Next year’s contests are set to bring populist reckonings, parliamentary headaches, and a possible democratic crisis or two.

2022-elections-france-macron-brazil-bolsanaro-hungary-2000x1000Jon Benedict illustration for Foreign Policy/Getty Images

In the United States, where campaigns are temporally unbounded and election season seems constant, politicians and observers alike are already fixated on the 2022 midterm legislative elections, to be held in November of next year. And while the midterms can seriously endanger U.S. President Joe Biden’s agenda, particularly as he confronts record-low approval ratings and a democratic system on the precipice, they cannot remove him from office. That’s not to say they are unimportant: There are significant potential foreign-policy implicationsof a changed Congress. But, at least next year, U.S. politics will not enjoy a dramatic sea change in executive leadership.

The rest of the world, however, is a different story. From Colombia to Bosnia and Herzegovina to South Korea, 2022 is stacked with presidential and parliamentary elections that could fundamentally reshape their respective countries’ political systems—and destinies. And that’s not even counting what will be the world’s biggest election: not a national contest but legislative elections in the Indian state of Uttar Pradesh, whose some 200 million residents will decide whether the ruling Bharatiya Janata Party stays in power there for another five years.

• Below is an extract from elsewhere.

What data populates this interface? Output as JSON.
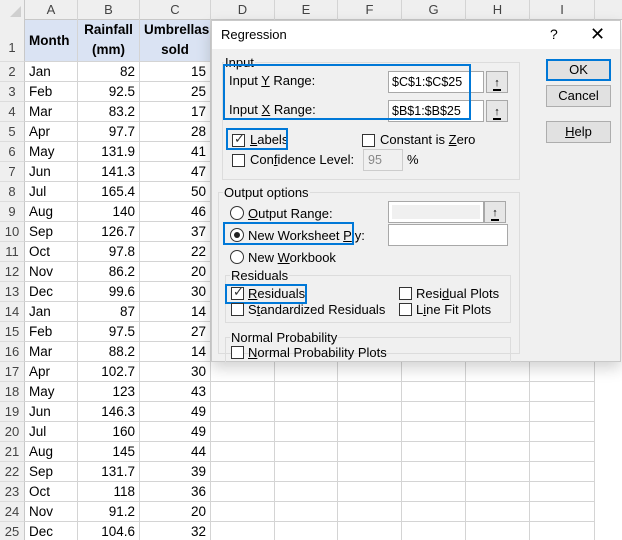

Although each country’s context is unique, the stakes of each election follow remarkably similar trends.